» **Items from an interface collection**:
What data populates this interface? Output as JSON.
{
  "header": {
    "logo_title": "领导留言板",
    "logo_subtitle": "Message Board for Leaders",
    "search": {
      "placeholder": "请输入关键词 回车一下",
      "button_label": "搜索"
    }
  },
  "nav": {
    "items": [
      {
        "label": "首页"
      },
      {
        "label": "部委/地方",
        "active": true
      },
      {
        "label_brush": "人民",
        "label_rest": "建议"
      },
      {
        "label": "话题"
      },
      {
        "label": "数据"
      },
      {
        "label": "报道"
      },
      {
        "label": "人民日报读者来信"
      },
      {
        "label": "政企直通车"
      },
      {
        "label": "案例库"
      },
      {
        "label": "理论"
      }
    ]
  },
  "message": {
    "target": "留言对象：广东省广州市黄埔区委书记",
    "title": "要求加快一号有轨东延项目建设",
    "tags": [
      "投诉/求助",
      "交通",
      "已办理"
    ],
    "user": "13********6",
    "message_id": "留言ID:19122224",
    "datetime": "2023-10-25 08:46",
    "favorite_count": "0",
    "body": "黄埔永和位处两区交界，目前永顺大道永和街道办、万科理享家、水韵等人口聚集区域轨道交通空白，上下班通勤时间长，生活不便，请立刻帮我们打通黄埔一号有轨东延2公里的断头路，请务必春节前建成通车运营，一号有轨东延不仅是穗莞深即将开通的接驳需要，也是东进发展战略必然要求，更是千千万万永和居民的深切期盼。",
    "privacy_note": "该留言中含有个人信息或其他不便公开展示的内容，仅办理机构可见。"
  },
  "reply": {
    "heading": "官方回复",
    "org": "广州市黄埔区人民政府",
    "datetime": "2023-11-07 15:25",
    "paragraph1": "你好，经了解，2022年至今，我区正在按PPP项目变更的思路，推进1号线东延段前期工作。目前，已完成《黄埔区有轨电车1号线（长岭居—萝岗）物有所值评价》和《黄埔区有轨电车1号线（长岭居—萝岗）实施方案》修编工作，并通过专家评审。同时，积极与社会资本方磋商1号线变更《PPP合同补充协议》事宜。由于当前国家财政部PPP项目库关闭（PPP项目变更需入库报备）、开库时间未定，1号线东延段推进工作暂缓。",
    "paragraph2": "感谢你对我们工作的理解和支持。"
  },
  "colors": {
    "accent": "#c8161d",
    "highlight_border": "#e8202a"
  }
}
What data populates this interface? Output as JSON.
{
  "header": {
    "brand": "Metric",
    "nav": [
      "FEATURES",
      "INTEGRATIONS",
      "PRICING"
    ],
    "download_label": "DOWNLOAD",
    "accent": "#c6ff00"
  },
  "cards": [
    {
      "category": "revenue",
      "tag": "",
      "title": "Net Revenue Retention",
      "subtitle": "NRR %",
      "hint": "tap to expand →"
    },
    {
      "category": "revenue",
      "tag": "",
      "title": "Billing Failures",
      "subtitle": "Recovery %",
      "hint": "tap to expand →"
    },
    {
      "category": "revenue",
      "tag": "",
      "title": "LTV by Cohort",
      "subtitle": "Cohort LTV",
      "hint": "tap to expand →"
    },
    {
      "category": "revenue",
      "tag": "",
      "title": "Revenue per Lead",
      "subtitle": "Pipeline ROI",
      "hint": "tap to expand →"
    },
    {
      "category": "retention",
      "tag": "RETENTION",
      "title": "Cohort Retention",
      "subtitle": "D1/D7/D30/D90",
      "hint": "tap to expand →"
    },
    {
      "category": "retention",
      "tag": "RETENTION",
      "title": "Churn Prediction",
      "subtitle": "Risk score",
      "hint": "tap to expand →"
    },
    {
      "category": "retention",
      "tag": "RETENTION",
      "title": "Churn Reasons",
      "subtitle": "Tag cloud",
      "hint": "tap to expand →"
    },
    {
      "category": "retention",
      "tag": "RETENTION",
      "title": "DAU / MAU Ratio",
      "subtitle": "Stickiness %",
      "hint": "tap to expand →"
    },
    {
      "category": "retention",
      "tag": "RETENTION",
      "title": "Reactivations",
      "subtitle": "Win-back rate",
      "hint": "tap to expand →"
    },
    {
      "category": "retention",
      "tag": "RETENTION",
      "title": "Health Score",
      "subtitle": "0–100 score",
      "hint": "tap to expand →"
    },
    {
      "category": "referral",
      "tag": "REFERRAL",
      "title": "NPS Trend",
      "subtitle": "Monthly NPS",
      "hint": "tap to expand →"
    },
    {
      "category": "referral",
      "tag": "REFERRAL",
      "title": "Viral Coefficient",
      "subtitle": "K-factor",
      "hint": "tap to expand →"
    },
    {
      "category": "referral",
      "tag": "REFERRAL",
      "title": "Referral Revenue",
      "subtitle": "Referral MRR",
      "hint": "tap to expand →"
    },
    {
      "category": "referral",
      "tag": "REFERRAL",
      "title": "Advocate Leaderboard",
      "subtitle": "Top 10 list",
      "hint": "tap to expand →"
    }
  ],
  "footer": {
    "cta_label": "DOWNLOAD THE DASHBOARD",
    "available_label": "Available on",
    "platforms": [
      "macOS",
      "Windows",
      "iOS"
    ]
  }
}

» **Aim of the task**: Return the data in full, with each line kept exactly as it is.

» **Reply**:
What data populates this interface? Output as JSON.
{
  "header": {
    "logo_title": "领导留言板",
    "logo_subtitle": "Message Board for Leaders",
    "search": {
      "placeholder": "请输入关键词 回车一下",
      "button_label": "搜索"
    }
  },
  "nav": {
    "items": [
      {
        "label": "首页"
      },
      {
        "label": "部委/地方",
        "active": true
      },
      {
        "label_brush": "人民",
        "label_rest": "建议"
      },
      {
        "label": "话题"
      },
      {
        "label": "数据"
      },
      {
        "label": "报道"
      },
      {
        "label": "人民日报读者来信"
      },
      {
        "label": "政企直通车"
      },
      {
        "label": "案例库"
      },
      {
        "label": "理论"
      }
    ]
  },
  "message": {
    "target": "留言对象：广东省广州市黄埔区委书记",
    "title": "要求加快一号有轨东延项目建设",
    "tags": [
      "投诉/求助",
      "交通",
      "已办理"
    ],
    "user": "13********6",
    "message_id": "留言ID:19122224",
    "datetime": "2023-10-25 08:46",
    "favorite_count": "0",
    "body": "黄埔永和位处两区交界，目前永顺大道永和街道办、万科理享家、水韵等人口聚集区域轨道交通空白，上下班通勤时间长，生活不便，请立刻帮我们打通黄埔一号有轨东延2公里的断头路，请务必春节前建成通车运营，一号有轨东延不仅是穗莞深即将开通的接驳需要，也是东进发展战略必然要求，更是千千万万永和居民的深切期盼。",
    "privacy_note": "该留言中含有个人信息或其他不便公开展示的内容，仅办理机构可见。"
  },
  "reply": {
    "heading": "官方回复",
    "org": "广州市黄埔区人民政府",
    "datetime": "2023-11-07 15:25",
    "paragraph1": "你好，经了解，2022年至今，我区正在按PPP项目变更的思路，推进1号线东延段前期工作。目前，已完成《黄埔区有轨电车1号线（长岭居—萝岗）物有所值评价》和《黄埔区有轨电车1号线（长岭居—萝岗）实施方案》修编工作，并通过专家评审。同时，积极与社会资本方磋商1号线变更《PPP合同补充协议》事宜。由于当前国家财政部PPP项目库关闭（PPP项目变更需入库报备）、开库时间未定，1号线东延段推进工作暂缓。",
    "paragraph2": "感谢你对我们工作的理解和支持。"
  },
  "colors": {
    "accent": "#c8161d",
    "highlight_border": "#e8202a"
  }
}
What data populates this interface? Output as JSON.
{
  "header": {
    "brand": "Metric",
    "nav": [
      "FEATURES",
      "INTEGRATIONS",
      "PRICING"
    ],
    "download_label": "DOWNLOAD",
    "accent": "#c6ff00"
  },
  "cards": [
    {
      "category": "revenue",
      "tag": "",
      "title": "Net Revenue Retention",
      "subtitle": "NRR %",
      "hint": "tap to expand →"
    },
    {
      "category": "revenue",
      "tag": "",
      "title": "Billing Failures",
      "subtitle": "Recovery %",
      "hint": "tap to expand →"
    },
    {
      "category": "revenue",
      "tag": "",
      "title": "LTV by Cohort",
      "subtitle": "Cohort LTV",
      "hint": "tap to expand →"
    },
    {
      "category": "revenue",
      "tag": "",
      "title": "Revenue per Lead",
      "subtitle": "Pipeline ROI",
      "hint": "tap to expand →"
    },
    {
      "category": "retention",
      "tag": "RETENTION",
      "title": "Cohort Retention",
      "subtitle": "D1/D7/D30/D90",
      "hint": "tap to expand →"
    },
    {
      "category": "retention",
      "tag": "RETENTION",
      "title": "Churn Prediction",
      "subtitle": "Risk score",
      "hint": "tap to expand →"
    },
    {
      "category": "retention",
      "tag": "RETENTION",
      "title": "Churn Reasons",
      "subtitle": "Tag cloud",
      "hint": "tap to expand →"
    },
    {
      "category": "retention",
      "tag": "RETENTION",
      "title": "DAU / MAU Ratio",
      "subtitle": "Stickiness %",
      "hint": "tap to expand →"
    },
    {
      "category": "retention",
      "tag": "RETENTION",
      "title": "Reactivations",
      "subtitle": "Win-back rate",
      "hint": "tap to expand →"
    },
    {
      "category": "retention",
      "tag": "RETENTION",
      "title": "Health Score",
      "subtitle": "0–100 score",
      "hint": "tap to expand →"
    },
    {
      "category": "referral",
      "tag": "REFERRAL",
      "title": "NPS Trend",
      "subtitle": "Monthly NPS",
      "hint": "tap to expand →"
    },
    {
      "category": "referral",
      "tag": "REFERRAL",
      "title": "Viral Coefficient",
      "subtitle": "K-factor",
      "hint": "tap to expand →"
    },
    {
      "category": "referral",
      "tag": "REFERRAL",
      "title": "Referral Revenue",
      "subtitle": "Referral MRR",
      "hint": "tap to expand →"
    },
    {
      "category": "referral",
      "tag": "REFERRAL",
      "title": "Advocate Leaderboard",
      "subtitle": "Top 10 list",
      "hint": "tap to expand →"
    }
  ],
  "footer": {
    "cta_label": "DOWNLOAD THE DASHBOARD",
    "available_label": "Available on",
    "platforms": [
      "macOS",
      "Windows",
      "iOS"
    ]
  }
}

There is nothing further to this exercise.